Base malt, as the name suggests, is the base of every variety of beer. But don’t think for one second that base malts are basic! This article will explore the different types of base malts and their characteristics. If you’re looking for a general introduction to malt then please click here.
Base malts are generally made from two-row barley. One of the main features that defines base malt is its enzyme content. Base malts are kilned at lower temperatures, which preserves the enzymes that break down starch into sugars. This is very important for all-grain brewing, as it means that the starch can be converted into sugars that the yeast can eat during fermentation. The enzyme content of malt is called diastatic power, and it determines how much starch can be broken down during the mash. Lighter kilned malts have greater diastatic power, and malt made from six-row barley has very high diastatic power.

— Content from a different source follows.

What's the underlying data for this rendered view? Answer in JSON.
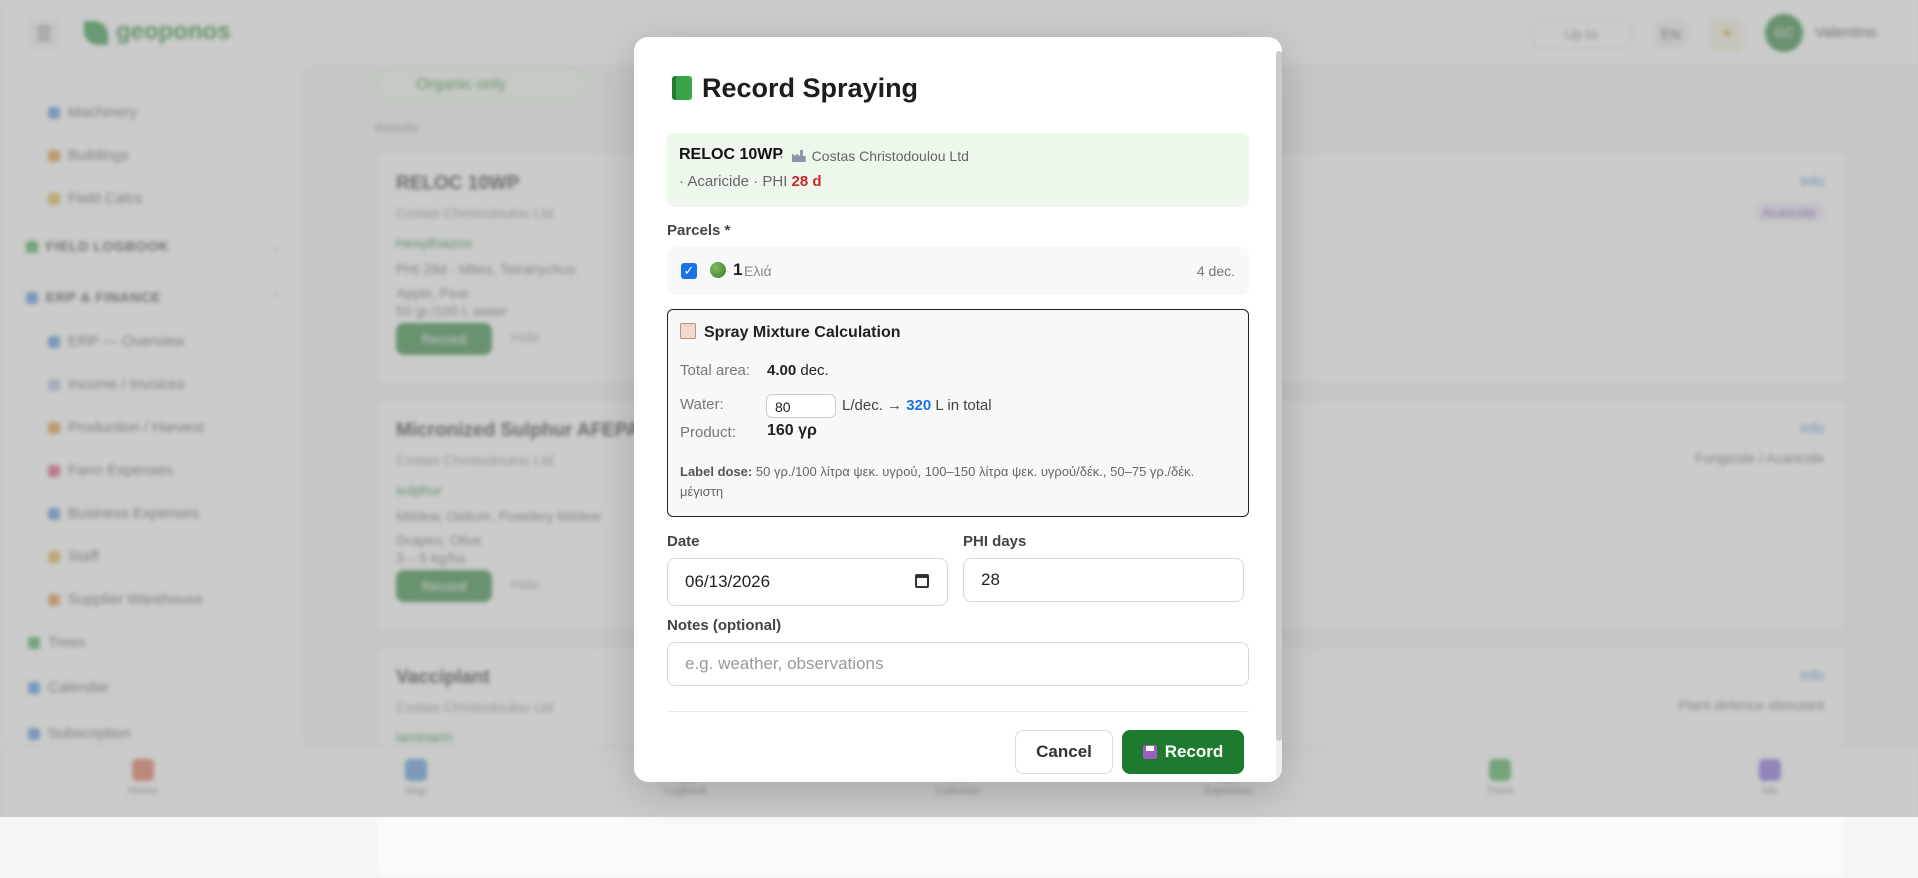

The lightest kilned malt is known as Pilsner malt, and as the name suggests is used as the primary malt in Pilsner-style beers. In fact many pale lagers use Pilsner malt as the only malt in the recipe! But this malt can be used in any beer where a slightly grainy flavour and very pale colour is desired. Like all base malts Pilsner malt must be mashed to convert the starch in the grain to fermentable sugars. Pilsner malt has enough diastatic power to also be able to convert the starch in non-enzymatic grains such as rice, and as such is very good for producing pale American and European lagers.
Pale malt (or two-row malt) is kilned slightly hotter than Pilsner, so has a slightly darker colour. It also retains all of its diastatic power and so can be mashed with adjuncts to convert the starch into fermentable sugars. Pale malt is often used in ale styles such as pale ale, and with specialty malts also forms the base for dark beers like stout and porter.
Vienna malt originated from Vienna and gives a characteristic honey-like sweetness, toasty malt flavour and rich golden colour. It can be used as the only malt in a recipe to produce beers like Oktoberfest lagers, but often is only used as 15-20% of a recipe’s grain bill. It’s slightly higher kilning temperature reduces its diastatic power somewhat so it is not very suitable for use as a base malt with starchy adjuncts.
Munich malt is the darkest base malt. It originated in Bavaria, and is used as the only malt in traditional Bavarian beers such as the Bock. It is used in smaller quantities in many other German lagers and is also very popular as an addition to American-style ales. It contributes a unique, very rich, dark dried fruit flavour and a deep mahogany colour. Due to its high kilning temperature it has barely enough diastatic power to convert its own starch into sugars and so is not recommended for use as a base malt with starchy adjuncts.
Base malts can be chosen depending on a several factors. If the recipe calls for starchy adjuncts such as rice or corn it’s best to use a pale base malt with high diastatic power such as pale malt or Pilsner malt. Of course darker base malts can still be added for colour and flavour, but they won’t contribute much to starch conversion. If you’re brewing a German lager, a base of Pilsner malt with a small quantity of Vienna or Munich would make an excellent foundation. Likewise, small amounts of Vienna or Munich with a base of pale malt would make an excellent foundation for an American ale. Or you could use 100% Vienna to make a deliciously rich Oktoberfest, or 100% Munich would make a very decadent Bock.
Now that you know how to use base malt, go forth and brew! And remember, there’s enough variety and flavour in the varieties of base malt to make it anything but basic.